So, why did I not enjoy it? At the end of the day, this is a romance. But it doesn't work as a romance. Yes, it's not what you would call a standard romance by any means, the character motivations and justifications that you'd see in other narratives of this ilk are absent, and maybe because of that, although there was undeniable chemistry between the leads, I just didn't buy their insatiable desire for one another. The problem is, the same thing happens about five times - they meet, have a great time, argue over something, and one runs off. And even at only 85 minutes, this kind of structural repetition becomes, well, repetitive.
These are two people who have precious little respect for one another; beneath all the eroticism and physical attraction, they are simply two irreparably damaged people trying to save one another, living with a co-dependency, but instead hastening each other towards destruction. And as I couldn't buy into the believability of the romance, the entire enterprise floundered. And although the end is very well done, and the last line is spectacular, it left me unmoved, because, by that stage, I just didn't care. True, the structure of the film and the tight editing means that events in their lives are glanced at rather than lingered over, so the kind of nuances and character beats you'd expect are absent. By design, the film is barren and emotionally impenetrable, and in that sense, Pawlikowski seems to have been attempting to construct as detached a narrative as he possibly could. If anything, he succeeds too well.

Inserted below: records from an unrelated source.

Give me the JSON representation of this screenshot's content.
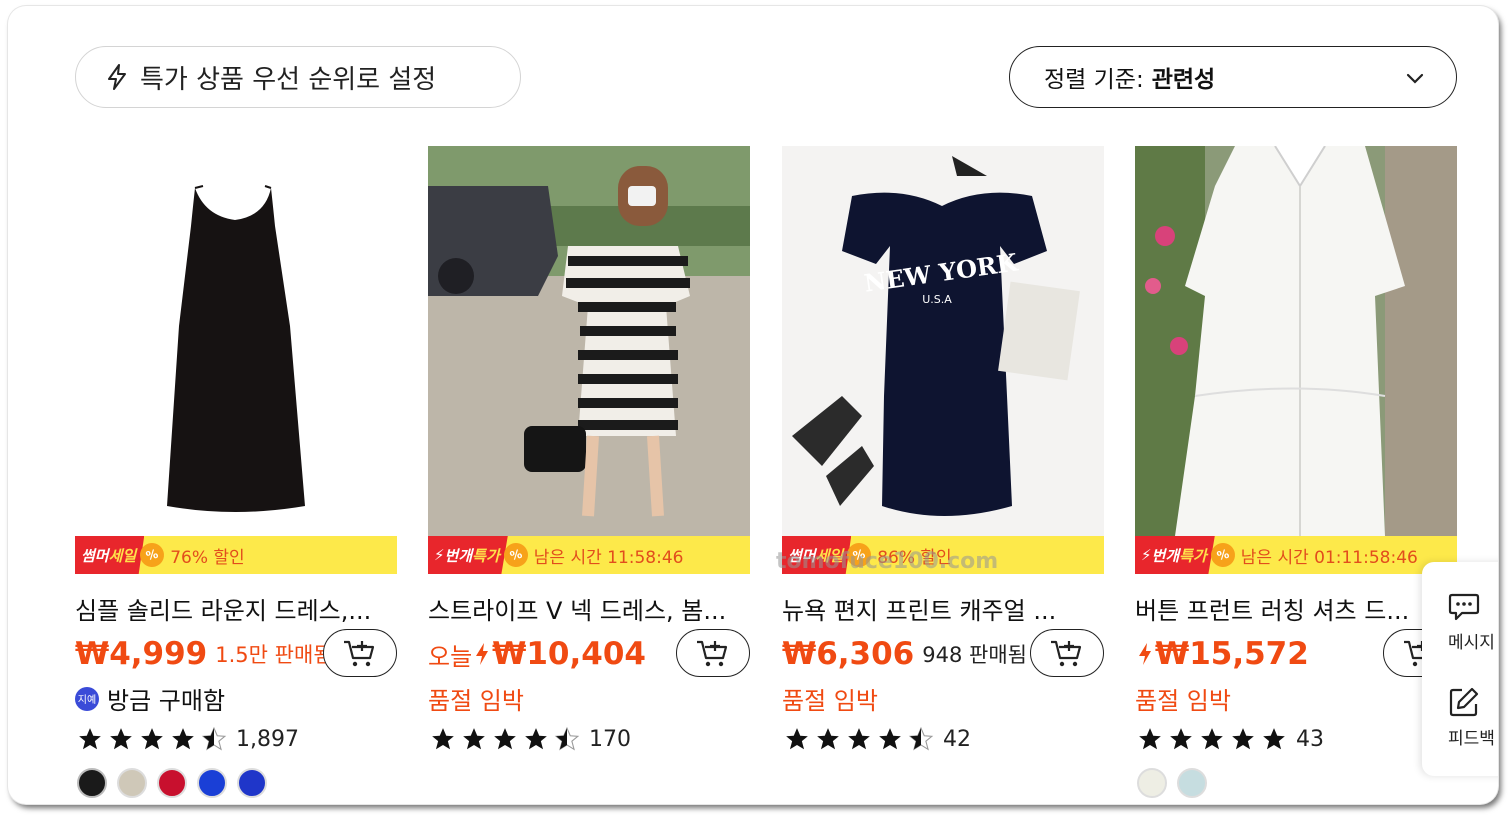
{
  "toolbar": {
    "priority_label": "특가 상품 우선 순위로 설정",
    "sort_prefix": "정렬 기준:",
    "sort_value": "관련성"
  },
  "products": [
    {
      "promo_tag_a": "썸머",
      "promo_tag_b": "세일",
      "promo_pct": "%",
      "promo_text": "76% 할인",
      "title": "심플 솔리드 라운지 드레스,...",
      "price": "₩4,999",
      "sold": "1.5만 판매됨",
      "sub": "방금 구매함",
      "sub_badge": "지예",
      "rating_count": "1,897",
      "rating": 4.5,
      "swatches": [
        "#1a1a1a",
        "#cfc8b8",
        "#c8102e",
        "#1a3fd6",
        "#1f36c9"
      ]
    },
    {
      "promo_tag_a": "번개",
      "promo_tag_b": "특가",
      "promo_pct": "%",
      "promo_text": "남은 시간 11:58:46",
      "title": "스트라이프 V 넥 드레스, 봄...",
      "price_prefix": "오늘",
      "price": "₩10,404",
      "sub": "품절 임박",
      "rating_count": "170",
      "rating": 4.5
    },
    {
      "promo_tag_a": "썸머",
      "promo_tag_b": "세일",
      "promo_pct": "%",
      "promo_text": "86% 할인",
      "title": "뉴욕 편지 프린트 캐주얼 ...",
      "price": "₩6,306",
      "sold": "948 판매됨",
      "sub": "품절 임박",
      "rating_count": "42",
      "rating": 4.5,
      "print_line1": "NEW YORK",
      "print_line2": "U.S.A"
    },
    {
      "promo_tag_a": "번개",
      "promo_tag_b": "특가",
      "promo_pct": "%",
      "promo_text": "남은 시간 01:11:58:46",
      "title": "버튼 프런트 러칭 셔츠 드...",
      "price": "₩15,572",
      "sub": "품절 임박",
      "rating_count": "43",
      "rating": 5,
      "swatches": [
        "#eeeee4",
        "#c6dde0"
      ]
    }
  ],
  "side_panel": {
    "message_label": "메시지",
    "feedback_label": "피드백"
  },
  "watermark": "tomofuce100.com",
  "colors": {
    "accent_orange": "#f04a12",
    "promo_yellow": "#fde94a",
    "promo_red": "#e8262c"
  }
}
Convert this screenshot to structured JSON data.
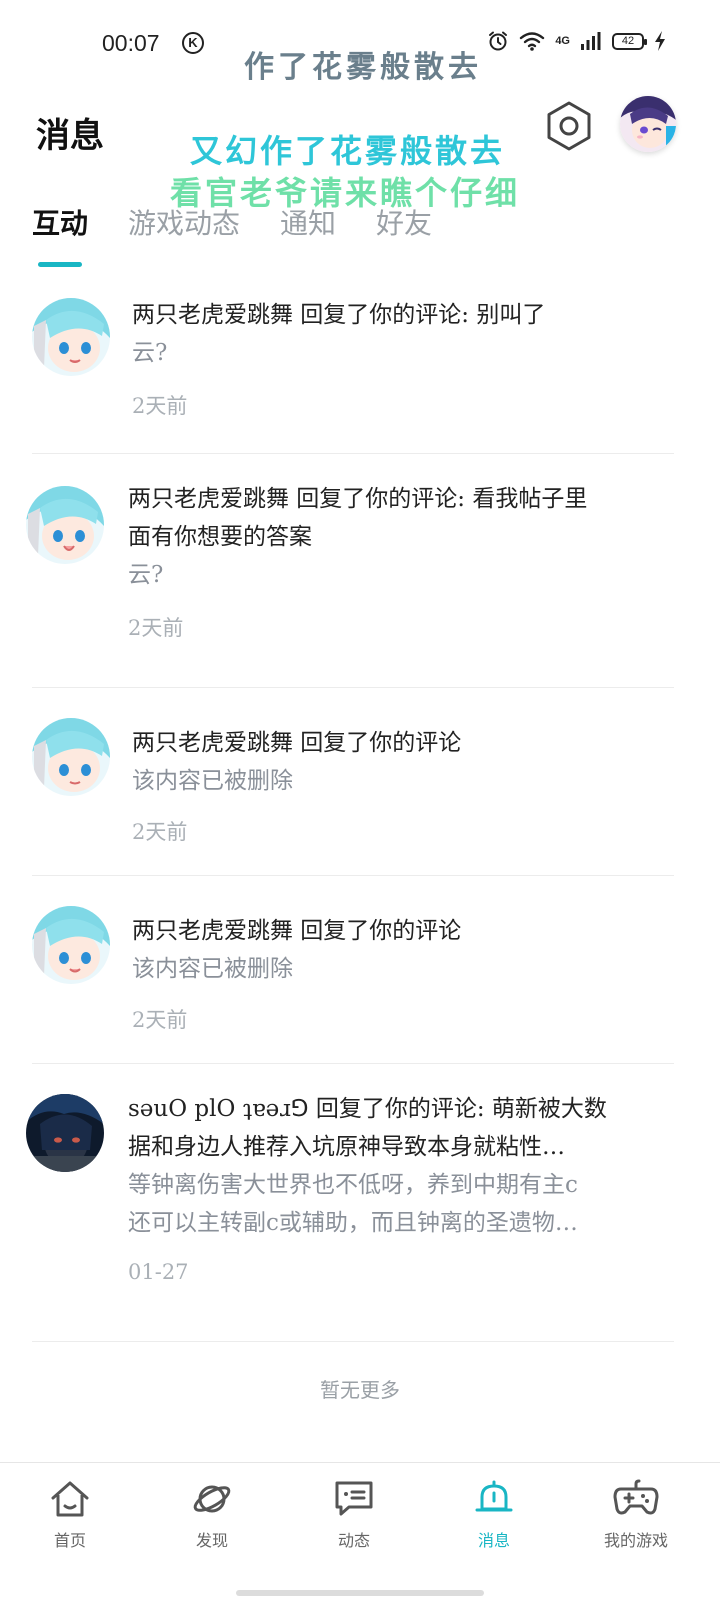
{
  "status_bar": {
    "time": "00:07",
    "k_badge": "K",
    "banner_text": "作了花雾般散去",
    "network": "4G",
    "battery": "42"
  },
  "header": {
    "title": "消息",
    "overlay_line_1": "又幻作了花雾般散去",
    "overlay_line_2": "看官老爷请来瞧个仔细"
  },
  "tabs": [
    {
      "label": "互动",
      "active": true
    },
    {
      "label": "游戏动态",
      "active": false
    },
    {
      "label": "通知",
      "active": false
    },
    {
      "label": "好友",
      "active": false
    }
  ],
  "messages": [
    {
      "avatar": "anime-girl-blue-hair",
      "lines": [
        "两只老虎爱跳舞 回复了你的评论: 别叫了",
        "云?"
      ],
      "time": "2天前"
    },
    {
      "avatar": "anime-girl-blue-hair",
      "lines": [
        "两只老虎爱跳舞 回复了你的评论: 看我帖子里",
        "面有你想要的答案",
        "云?"
      ],
      "time": "2天前"
    },
    {
      "avatar": "anime-girl-blue-hair",
      "lines": [
        "两只老虎爱跳舞 回复了你的评论",
        "该内容已被删除"
      ],
      "time": "2天前"
    },
    {
      "avatar": "anime-girl-blue-hair",
      "lines": [
        "两只老虎爱跳舞 回复了你的评论",
        "该内容已被删除"
      ],
      "time": "2天前"
    },
    {
      "avatar": "dark-hair-character",
      "lines": [
        "səuO plO ʇɐəɹ⅁ 回复了你的评论: 萌新被大数",
        "据和身边人推荐入坑原神导致本身就粘性…",
        "等钟离伤害大世界也不低呀，养到中期有主c",
        "还可以主转副c或辅助，而且钟离的圣遗物…"
      ],
      "time": "01-27"
    }
  ],
  "no_more_text": "暂无更多",
  "bottom_nav": [
    {
      "label": "首页",
      "icon": "home-icon"
    },
    {
      "label": "发现",
      "icon": "planet-icon"
    },
    {
      "label": "动态",
      "icon": "chat-icon"
    },
    {
      "label": "消息",
      "icon": "bell-icon",
      "active": true
    },
    {
      "label": "我的游戏",
      "icon": "gamepad-icon"
    }
  ],
  "colors": {
    "accent": "#19b6c4",
    "text_primary": "#222222",
    "text_secondary": "#8a9099",
    "text_time": "#aab0b6"
  }
}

Now, that being said I will admit the cinematography was BEAUTIFUL! That brings up another issue for me though, so Roma was was beautiful, and so was this. I found out that their used to be a color and B/W category for cinematography in the Oscars. Obviously since B/W films lost their popularity, that went away. However I think in this day and age that it may be easier to make a film look good in B/W. I don't know, just something to think about.
The film itself was very slow moving in the beginning, and almost felt rushed at the end. Again with an ending that left you hanging so to speak. It kind of reminded me of a condensed version of the Befoe trilogy. (more in terms of the weird time jumps than the film itself).

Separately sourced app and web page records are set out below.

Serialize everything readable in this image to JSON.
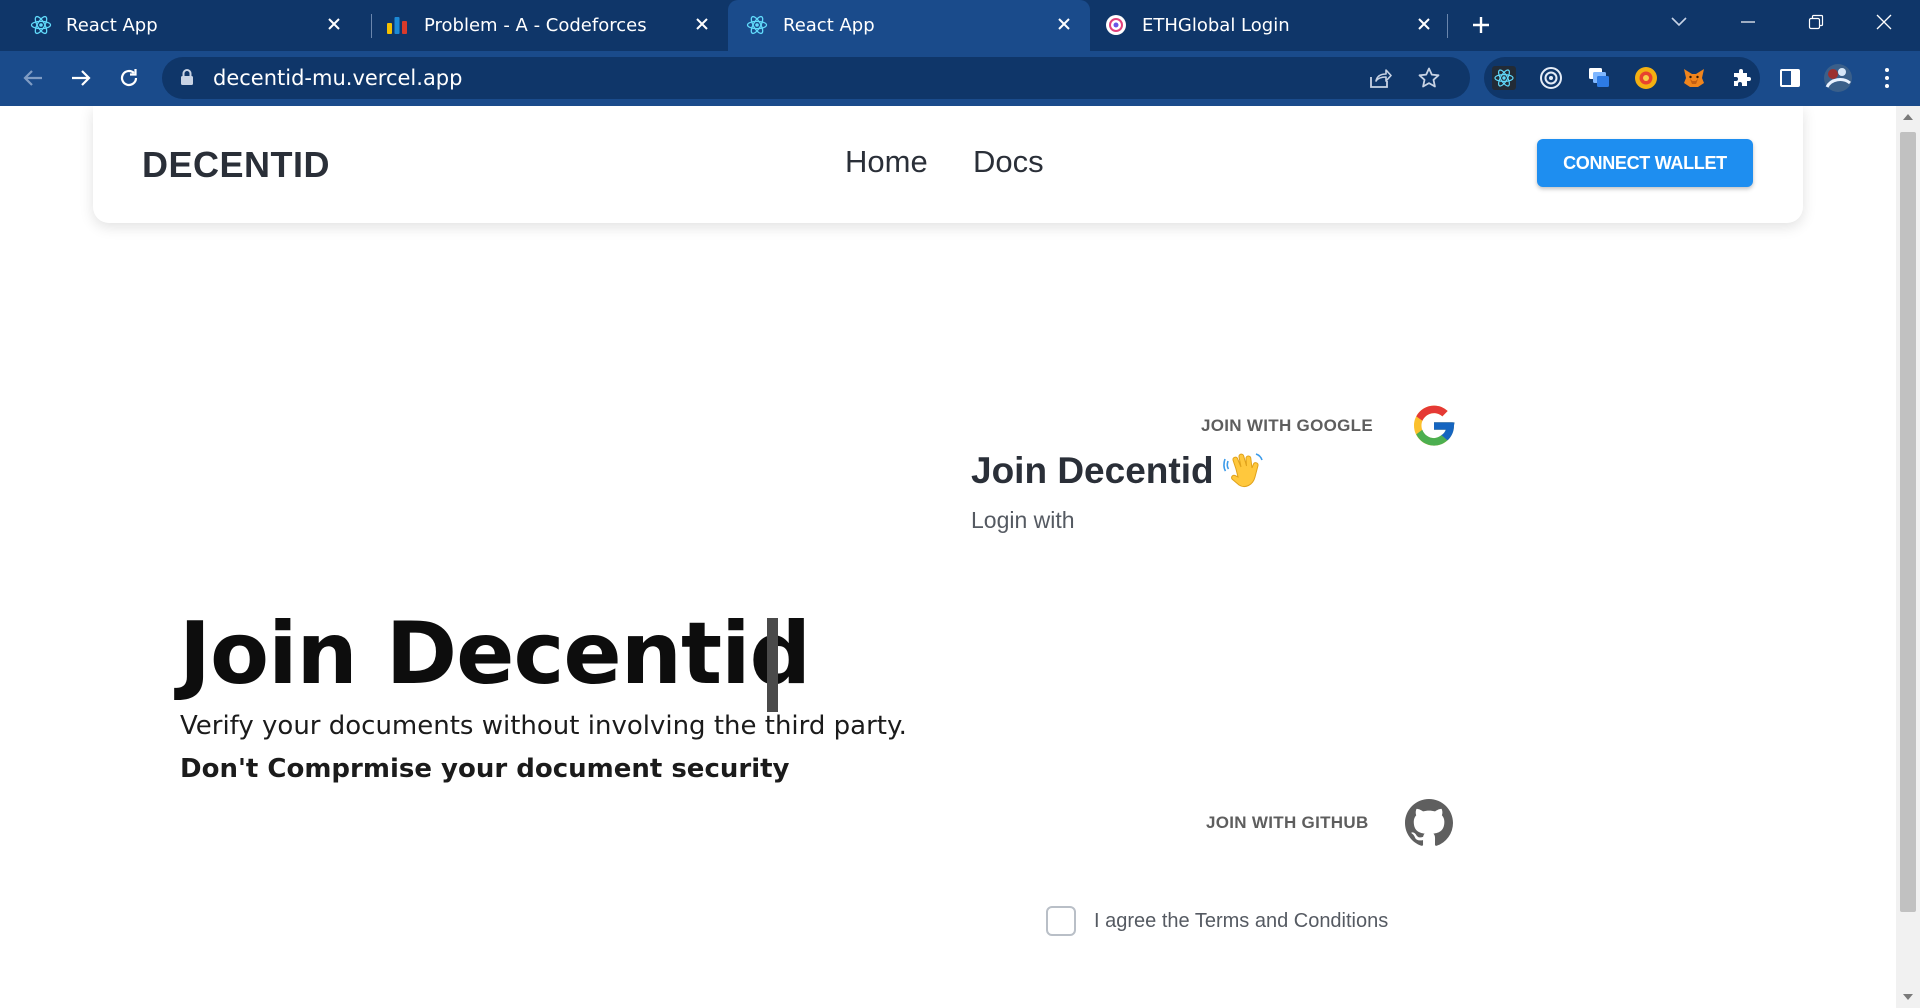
{
  "browser": {
    "tabs": [
      {
        "title": "React App",
        "icon": "react-icon",
        "active": false
      },
      {
        "title": "Problem - A - Codeforces",
        "icon": "codeforces-icon",
        "active": false
      },
      {
        "title": "React App",
        "icon": "react-icon",
        "active": true
      },
      {
        "title": "ETHGlobal Login",
        "icon": "ethglobal-icon",
        "active": false
      }
    ],
    "url": "decentid-mu.vercel.app",
    "colors": {
      "frame": "#0f3669",
      "toolbar": "#1a4b8b"
    }
  },
  "site": {
    "brand": "DECENTID",
    "nav": {
      "home": "Home",
      "docs": "Docs"
    },
    "connect_label": "CONNECT WALLET",
    "hero": {
      "title": "Join Decentid",
      "subtitle": "Verify your documents without involving the third party.",
      "tagline": "Don't Comprmise your document security"
    },
    "login": {
      "title": "Join Decentid",
      "emoji": "waving-hand-icon",
      "login_with": "Login with",
      "google_label": "JOIN WITH GOOGLE",
      "github_label": "JOIN WITH GITHUB",
      "terms_label": "I agree the Terms and Conditions"
    },
    "colors": {
      "accent": "#1e8ef0",
      "text": "#2a2f38"
    }
  }
}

I wasn't impressed with Joanna Kulig to start with, she did redeem herself toward the 2nd/3rd act. Tomasz Kot left me less than impressed throughout though.
So far I still think Shoplifters was my favorite foreign film that I've seen of the nominees so far(and unfortunately it probably doesn't stand a shot in the dark!)